The man of many musical outfits, Liam Kenny, hasn’t been idle since the release 2014’s experimental gem, A Kenny For Your Thoughts. Aside from some tunes released as part of The Friendsters, Liam has been busy putting together another solo effort, this time sticking to his own name. ‘Border Fetish’ is the first we hear of Liam’s forthcoming album, The White Man is Oppressor, to be released through Matt Kennedy’s Eternal Soundcheck label. As Liam discussed with Noisey, The White Man is Oppressor explores thoughts surrounding the guilt and privilege afforded white Australians. Being a white Australian himself, Liam Kenny is placing himself firmly in the limelight and skewering the behaviours and thought patterns that are causing social disharmony, seemingly bred among well-off middle class households.

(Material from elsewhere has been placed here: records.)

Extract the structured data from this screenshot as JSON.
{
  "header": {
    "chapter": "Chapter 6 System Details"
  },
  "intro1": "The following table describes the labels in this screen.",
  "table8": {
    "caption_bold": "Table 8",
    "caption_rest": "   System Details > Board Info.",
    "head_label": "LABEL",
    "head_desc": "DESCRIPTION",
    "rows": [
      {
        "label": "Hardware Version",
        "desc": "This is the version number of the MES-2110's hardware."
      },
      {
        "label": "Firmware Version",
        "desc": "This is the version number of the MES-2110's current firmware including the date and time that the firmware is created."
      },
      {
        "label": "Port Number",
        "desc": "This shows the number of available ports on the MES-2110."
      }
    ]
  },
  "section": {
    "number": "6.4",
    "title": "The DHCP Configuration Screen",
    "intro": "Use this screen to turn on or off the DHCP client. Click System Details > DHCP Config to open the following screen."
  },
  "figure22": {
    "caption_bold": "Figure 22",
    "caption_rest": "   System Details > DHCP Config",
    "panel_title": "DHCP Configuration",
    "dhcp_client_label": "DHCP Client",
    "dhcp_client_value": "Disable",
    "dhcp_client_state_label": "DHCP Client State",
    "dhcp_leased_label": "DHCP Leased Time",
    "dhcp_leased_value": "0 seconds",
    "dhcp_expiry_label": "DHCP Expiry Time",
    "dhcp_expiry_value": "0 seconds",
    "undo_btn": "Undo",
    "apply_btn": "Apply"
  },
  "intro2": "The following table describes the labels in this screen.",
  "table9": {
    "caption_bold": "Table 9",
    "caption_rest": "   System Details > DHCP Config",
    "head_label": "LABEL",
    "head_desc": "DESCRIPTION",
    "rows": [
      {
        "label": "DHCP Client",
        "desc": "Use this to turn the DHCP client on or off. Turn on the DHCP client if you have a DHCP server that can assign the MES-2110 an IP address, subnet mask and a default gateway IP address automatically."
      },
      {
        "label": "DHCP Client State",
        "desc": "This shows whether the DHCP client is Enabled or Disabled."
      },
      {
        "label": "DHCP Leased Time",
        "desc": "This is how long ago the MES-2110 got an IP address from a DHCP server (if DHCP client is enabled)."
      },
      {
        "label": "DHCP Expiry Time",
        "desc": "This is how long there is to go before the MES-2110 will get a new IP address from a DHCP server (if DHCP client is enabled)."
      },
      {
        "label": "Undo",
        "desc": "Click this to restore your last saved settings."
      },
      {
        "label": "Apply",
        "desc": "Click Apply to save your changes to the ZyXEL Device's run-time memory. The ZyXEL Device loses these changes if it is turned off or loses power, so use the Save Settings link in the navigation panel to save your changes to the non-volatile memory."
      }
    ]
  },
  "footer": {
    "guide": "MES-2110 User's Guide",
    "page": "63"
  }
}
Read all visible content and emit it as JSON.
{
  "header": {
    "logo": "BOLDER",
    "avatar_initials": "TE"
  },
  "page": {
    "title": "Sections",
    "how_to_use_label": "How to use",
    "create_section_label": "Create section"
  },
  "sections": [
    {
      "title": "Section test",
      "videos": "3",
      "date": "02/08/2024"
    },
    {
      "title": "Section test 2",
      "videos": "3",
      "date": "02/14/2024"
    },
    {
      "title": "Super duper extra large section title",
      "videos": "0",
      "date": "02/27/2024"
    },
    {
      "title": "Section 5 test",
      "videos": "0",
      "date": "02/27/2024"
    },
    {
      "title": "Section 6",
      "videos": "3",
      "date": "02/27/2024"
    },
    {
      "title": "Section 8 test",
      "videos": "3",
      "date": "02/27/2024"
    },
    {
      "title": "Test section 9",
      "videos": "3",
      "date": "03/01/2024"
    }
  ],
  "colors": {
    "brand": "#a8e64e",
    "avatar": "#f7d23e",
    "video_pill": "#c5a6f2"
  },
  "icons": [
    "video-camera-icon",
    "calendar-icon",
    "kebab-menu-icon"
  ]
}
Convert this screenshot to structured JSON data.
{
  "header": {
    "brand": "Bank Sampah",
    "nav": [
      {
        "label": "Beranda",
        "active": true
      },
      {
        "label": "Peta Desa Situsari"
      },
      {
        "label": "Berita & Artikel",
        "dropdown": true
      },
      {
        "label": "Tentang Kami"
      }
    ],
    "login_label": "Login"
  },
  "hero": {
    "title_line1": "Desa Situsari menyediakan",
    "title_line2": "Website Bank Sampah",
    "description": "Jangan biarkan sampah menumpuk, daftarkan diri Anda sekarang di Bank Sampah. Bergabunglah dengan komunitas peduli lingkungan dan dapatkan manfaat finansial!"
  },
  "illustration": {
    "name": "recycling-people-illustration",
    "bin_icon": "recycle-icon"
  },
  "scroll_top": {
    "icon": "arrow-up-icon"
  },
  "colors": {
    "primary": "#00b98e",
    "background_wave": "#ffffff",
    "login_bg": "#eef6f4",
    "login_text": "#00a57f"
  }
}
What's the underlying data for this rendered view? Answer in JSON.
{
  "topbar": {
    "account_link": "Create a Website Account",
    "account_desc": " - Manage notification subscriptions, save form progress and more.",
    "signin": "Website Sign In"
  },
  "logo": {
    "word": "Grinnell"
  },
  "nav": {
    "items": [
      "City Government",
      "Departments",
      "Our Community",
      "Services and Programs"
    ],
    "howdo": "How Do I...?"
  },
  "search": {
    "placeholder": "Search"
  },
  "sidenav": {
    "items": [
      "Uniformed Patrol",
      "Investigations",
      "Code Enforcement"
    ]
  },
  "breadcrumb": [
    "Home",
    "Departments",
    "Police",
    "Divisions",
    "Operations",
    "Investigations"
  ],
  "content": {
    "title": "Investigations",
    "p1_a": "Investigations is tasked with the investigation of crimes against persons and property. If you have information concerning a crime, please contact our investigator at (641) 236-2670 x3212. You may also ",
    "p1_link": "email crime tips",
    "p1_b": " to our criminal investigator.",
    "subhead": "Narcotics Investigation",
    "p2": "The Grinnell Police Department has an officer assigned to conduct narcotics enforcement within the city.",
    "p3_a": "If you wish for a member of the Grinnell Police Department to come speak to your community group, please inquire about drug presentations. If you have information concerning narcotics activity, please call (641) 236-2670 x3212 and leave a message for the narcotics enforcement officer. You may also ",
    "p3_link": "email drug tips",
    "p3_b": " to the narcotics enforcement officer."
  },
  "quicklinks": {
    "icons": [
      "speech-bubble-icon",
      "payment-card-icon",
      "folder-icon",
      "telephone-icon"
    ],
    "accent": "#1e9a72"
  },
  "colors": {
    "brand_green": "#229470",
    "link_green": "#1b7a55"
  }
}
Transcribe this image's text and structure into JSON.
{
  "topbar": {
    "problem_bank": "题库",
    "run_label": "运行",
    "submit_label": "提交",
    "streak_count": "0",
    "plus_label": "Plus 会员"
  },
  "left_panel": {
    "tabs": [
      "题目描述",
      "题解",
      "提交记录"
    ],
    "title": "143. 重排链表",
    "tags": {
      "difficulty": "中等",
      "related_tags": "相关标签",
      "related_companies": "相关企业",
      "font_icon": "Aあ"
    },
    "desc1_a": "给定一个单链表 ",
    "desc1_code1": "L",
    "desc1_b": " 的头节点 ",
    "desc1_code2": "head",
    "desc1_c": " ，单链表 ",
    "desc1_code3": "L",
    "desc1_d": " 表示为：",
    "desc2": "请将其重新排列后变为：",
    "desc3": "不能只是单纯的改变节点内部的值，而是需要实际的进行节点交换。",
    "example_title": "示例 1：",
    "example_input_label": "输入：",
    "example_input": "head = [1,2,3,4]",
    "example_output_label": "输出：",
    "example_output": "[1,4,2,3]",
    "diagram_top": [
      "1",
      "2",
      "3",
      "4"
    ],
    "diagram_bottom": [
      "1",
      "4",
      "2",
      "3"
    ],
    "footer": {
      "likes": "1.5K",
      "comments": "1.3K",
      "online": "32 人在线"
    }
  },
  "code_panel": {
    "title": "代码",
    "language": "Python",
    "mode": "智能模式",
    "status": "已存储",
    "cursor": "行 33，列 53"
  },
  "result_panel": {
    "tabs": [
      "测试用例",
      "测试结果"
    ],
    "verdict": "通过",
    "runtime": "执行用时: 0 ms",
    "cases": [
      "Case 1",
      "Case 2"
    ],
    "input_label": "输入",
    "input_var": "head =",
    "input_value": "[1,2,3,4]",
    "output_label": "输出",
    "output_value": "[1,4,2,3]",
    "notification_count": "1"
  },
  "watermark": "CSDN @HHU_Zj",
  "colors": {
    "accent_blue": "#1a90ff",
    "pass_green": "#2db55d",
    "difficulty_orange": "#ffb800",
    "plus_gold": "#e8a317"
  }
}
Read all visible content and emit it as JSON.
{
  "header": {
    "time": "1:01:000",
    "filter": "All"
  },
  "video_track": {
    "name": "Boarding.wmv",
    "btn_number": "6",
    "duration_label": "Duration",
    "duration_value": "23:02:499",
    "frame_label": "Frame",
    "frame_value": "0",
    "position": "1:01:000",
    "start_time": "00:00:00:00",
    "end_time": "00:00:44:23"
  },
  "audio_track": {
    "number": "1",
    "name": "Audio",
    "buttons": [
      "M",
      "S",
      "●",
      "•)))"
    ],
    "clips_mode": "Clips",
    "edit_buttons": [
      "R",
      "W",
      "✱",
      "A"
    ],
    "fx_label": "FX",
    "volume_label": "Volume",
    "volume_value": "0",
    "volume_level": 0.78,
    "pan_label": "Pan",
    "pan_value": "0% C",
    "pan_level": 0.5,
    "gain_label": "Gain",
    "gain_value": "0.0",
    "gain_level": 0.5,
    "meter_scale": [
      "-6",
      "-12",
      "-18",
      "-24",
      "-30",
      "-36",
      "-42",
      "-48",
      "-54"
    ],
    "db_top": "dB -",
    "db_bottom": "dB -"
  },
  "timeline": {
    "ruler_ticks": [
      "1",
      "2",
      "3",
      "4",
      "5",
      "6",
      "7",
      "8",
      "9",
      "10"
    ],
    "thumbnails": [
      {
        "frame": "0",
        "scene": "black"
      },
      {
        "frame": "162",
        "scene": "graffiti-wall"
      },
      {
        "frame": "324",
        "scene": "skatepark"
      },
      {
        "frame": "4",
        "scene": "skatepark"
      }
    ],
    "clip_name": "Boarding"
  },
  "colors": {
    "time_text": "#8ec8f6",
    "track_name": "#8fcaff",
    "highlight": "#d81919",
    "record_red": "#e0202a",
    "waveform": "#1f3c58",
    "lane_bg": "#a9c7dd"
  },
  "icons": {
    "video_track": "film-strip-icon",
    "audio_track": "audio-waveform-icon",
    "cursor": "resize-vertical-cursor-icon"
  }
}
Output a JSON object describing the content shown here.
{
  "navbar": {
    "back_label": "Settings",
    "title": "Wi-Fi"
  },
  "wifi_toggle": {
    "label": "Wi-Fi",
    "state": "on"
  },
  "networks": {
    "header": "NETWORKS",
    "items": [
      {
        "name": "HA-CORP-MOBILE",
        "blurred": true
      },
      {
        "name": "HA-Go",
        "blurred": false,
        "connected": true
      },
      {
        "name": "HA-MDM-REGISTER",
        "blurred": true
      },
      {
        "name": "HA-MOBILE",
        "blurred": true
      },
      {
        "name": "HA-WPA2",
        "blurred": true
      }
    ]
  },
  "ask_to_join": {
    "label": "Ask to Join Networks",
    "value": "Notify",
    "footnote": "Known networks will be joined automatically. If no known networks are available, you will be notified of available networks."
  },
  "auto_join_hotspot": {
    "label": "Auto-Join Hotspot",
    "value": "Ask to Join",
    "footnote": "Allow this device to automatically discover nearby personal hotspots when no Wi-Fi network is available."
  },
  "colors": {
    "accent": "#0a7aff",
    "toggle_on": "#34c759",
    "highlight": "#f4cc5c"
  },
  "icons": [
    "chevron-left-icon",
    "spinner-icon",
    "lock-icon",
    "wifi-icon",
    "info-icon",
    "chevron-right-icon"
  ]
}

‘Border Fetish’ is a straightforward yet dissonant punk song that drives forward relentlessly. It’s rough but direct, doing away with structural frills such as choruses in favour of stream of consciousness elucidation. It’s harsh, it’s scornful and it’s a gripping opening statement as far as singles go. The press material mentions influences by the Ramones, Aerosmith and the Rolling Stones but it’s a mutated amalgam if it is any sort of combination; a new animal entirely.

Liam doesn’t seem to be doing this for of any sort of self-congratulatory purpose, rather merely acknowledging his part in a system causing injustices – social issues that many often subconsciously participate in or ignore. The idea of making a statement as a member of the majority against the status-quo using his own solo project is a commendable way to go about rejuvenating the political nature of the underground and is hopefully a trend-setting example for others seeking change from the exploitative nature of first world society. This isn’t something you see many white Australian musicians attempting, and I am very interested to see how the rest of the album shapes up.